Tchokwe Chihongo mask
Tchokwe Chihongo maskTchokwe Chihongo maskTchokwe Chihongo maskTchokwe Chihongo mask
Tribe: Tchokwe
Country: Angola
Ritual: Judiciary and entertainment
Name: Chihongo
 
Materials: Wood, brown and black stain, kaolin, vegetable fibre netting and string.
 
Provenance: Coll. Andrew Turley, Luanda, Angola 2010
 
Comments: This mask has a large chip out of its “beard” and another out of the band across the forehead. The inside of the mask has sweat marks on its outer edges. Although it has no cingelyengelye (maltese cross/cruciform markings) I believe this mask to be authentic but reasonably recent circa 1970-80.

Chihongo embodies the spirit of a deceased person and stands for prosperity and male power, forming a complimentary figure to the pwo mask with its embodiment of female traits and beauty. Many Tchokwe groups emphasize the royal qualities of this mask, which was formerly permitted to be danced and kept only by a chief or his sons. They were worn while the chief and/or his son travelled through their kingdom exacting tribute in exchange for protection that the spirit mask gave them.

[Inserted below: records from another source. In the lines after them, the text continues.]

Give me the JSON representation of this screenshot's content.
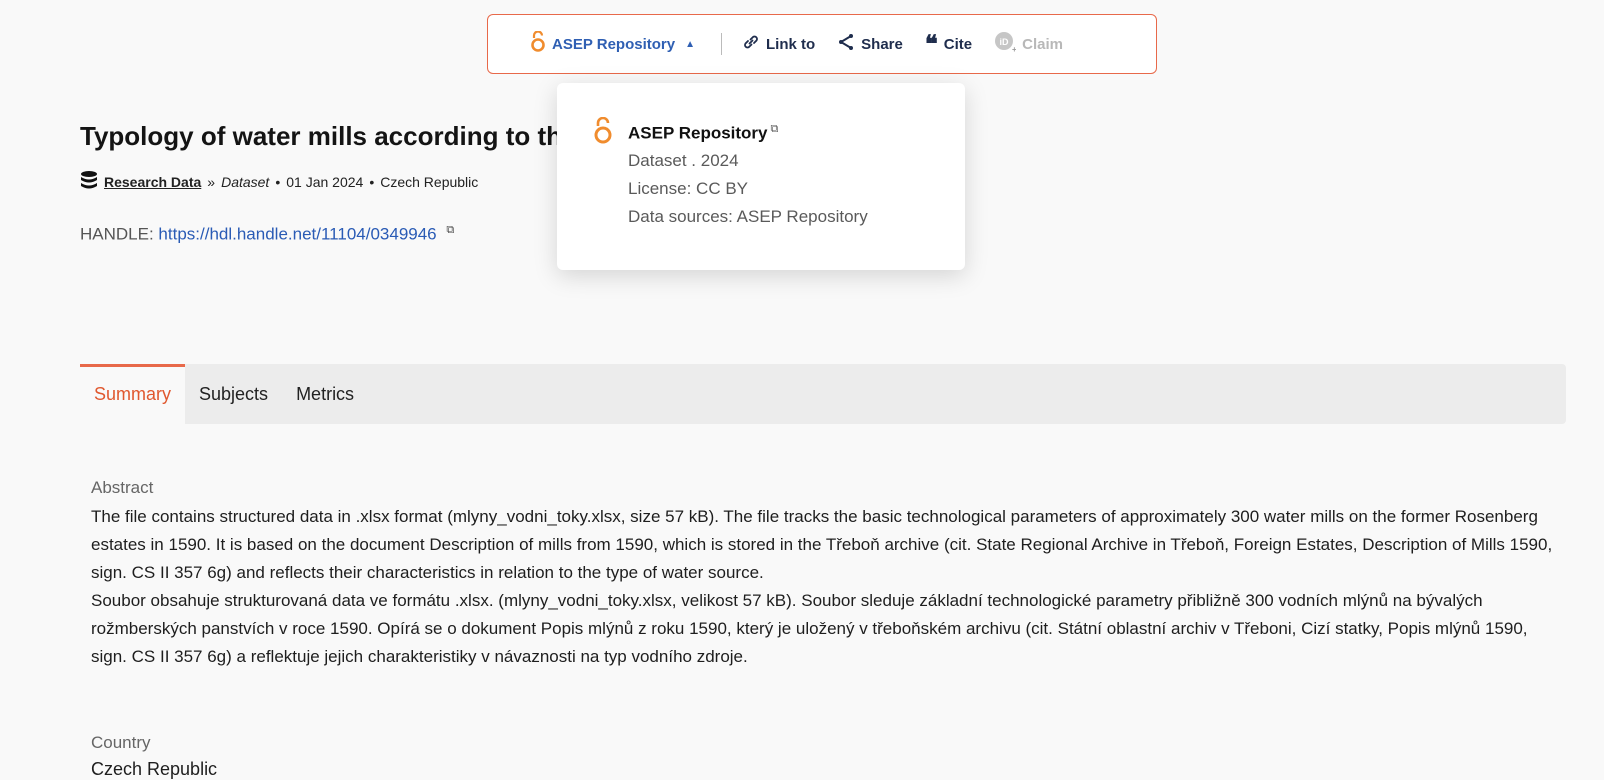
{
  "actionbar": {
    "repository_label": "ASEP Repository",
    "link_label": "Link to",
    "share_label": "Share",
    "cite_label": "Cite",
    "claim_label": "Claim"
  },
  "popover": {
    "title": "ASEP Repository",
    "type_year": "Dataset . 2024",
    "license": "License: CC BY",
    "sources": "Data sources: ASEP Repository"
  },
  "record": {
    "title": "Typology of water mills according to th",
    "category": "Research Data",
    "subtype": "Dataset",
    "date": "01 Jan 2024",
    "country": "Czech Republic",
    "handle_label": "HANDLE:",
    "handle_url": "https://hdl.handle.net/11104/0349946"
  },
  "tabs": [
    "Summary",
    "Subjects",
    "Metrics"
  ],
  "summary": {
    "abstract_label": "Abstract",
    "abstract_en": "The file contains structured data in .xlsx format (mlyny_vodni_toky.xlsx, size 57 kB). The file tracks the basic technological parameters of approximately 300 water mills on the former Rosenberg estates in 1590. It is based on the document Description of mills from 1590, which is stored in the Třeboň archive (cit. State Regional Archive in Třeboň, Foreign Estates, Description of Mills 1590, sign. CS II 357 6g) and reflects their characteristics in relation to the type of water source.",
    "abstract_cs": "Soubor obsahuje strukturovaná data ve formátu .xlsx. (mlyny_vodni_toky.xlsx, velikost 57 kB). Soubor sleduje základní technologické parametry přibližně 300 vodních mlýnů na bývalých rožmberských panstvích v roce 1590. Opírá se o dokument Popis mlýnů z roku 1590, který je uložený v třeboňském archivu (cit. Státní oblastní archiv v Třeboni, Cizí statky, Popis mlýnů 1590, sign. CS II 357 6g) a reflektuje jejich charakteristiky v návaznosti na typ vodního zdroje.",
    "country_label": "Country",
    "country_value": "Czech Republic"
  },
  "colors": {
    "accent": "#e8694a",
    "link": "#2a5bb5",
    "repo_icon": "#f08c2e"
  }
}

While they used to play important roles in religious beliefs and institutional practices, Tchokwe masks have come to be used primarily for entertainment. Itinerant actors wearing these masks travel from village to village, living on gifts received at performances. Most of them are now carved from wood as they are more practical for travelling.

The gaunt features, sunken cheeks and stylised jutting beard are typical of all chihongo masks. The narrow band with a linear motif running over the forehead recalls a metal diadem (cipenya mutwe) reserved for high ranking women and men, an elaborate form of which was worn by chiefs on festive occasions. In addition, for its performances the chihongo mask was adorned with a feather crown like the headdress worn by chiefs and kings.

The filed teeth represent the practise that was carried on into the 1940’s and the scarification patterns on the cheeks and the forehead are typical however the stylised forehead cross found on many pwo and chihongo masks is absent in this example.

The vegetal netting seen in this example kept the mask on the face and when it was worn the mask was supplemented by a net costume with a white hooped skirt made of thick layers of makintu / mavundu grass. Other accessories include a broad axe or a belt.

Sources:

  1. African Masks of the Barbier Mueller Collection. Prestel Verlag Munich. 1998.
  2. A History of Art in Africa, Harry N. Abrams Inc, New York. 2001
  3. Black Africa, Laure Meyer, Pierre Terrail, Paris 1992
  4. Spirits Speak: A Celebration of African Masks, Stepan & Hahner, Prestel, 2005
  5. The Tribal Arts of Africa, Jean-Baptiste Bacquart, Thames & Hudson, 1998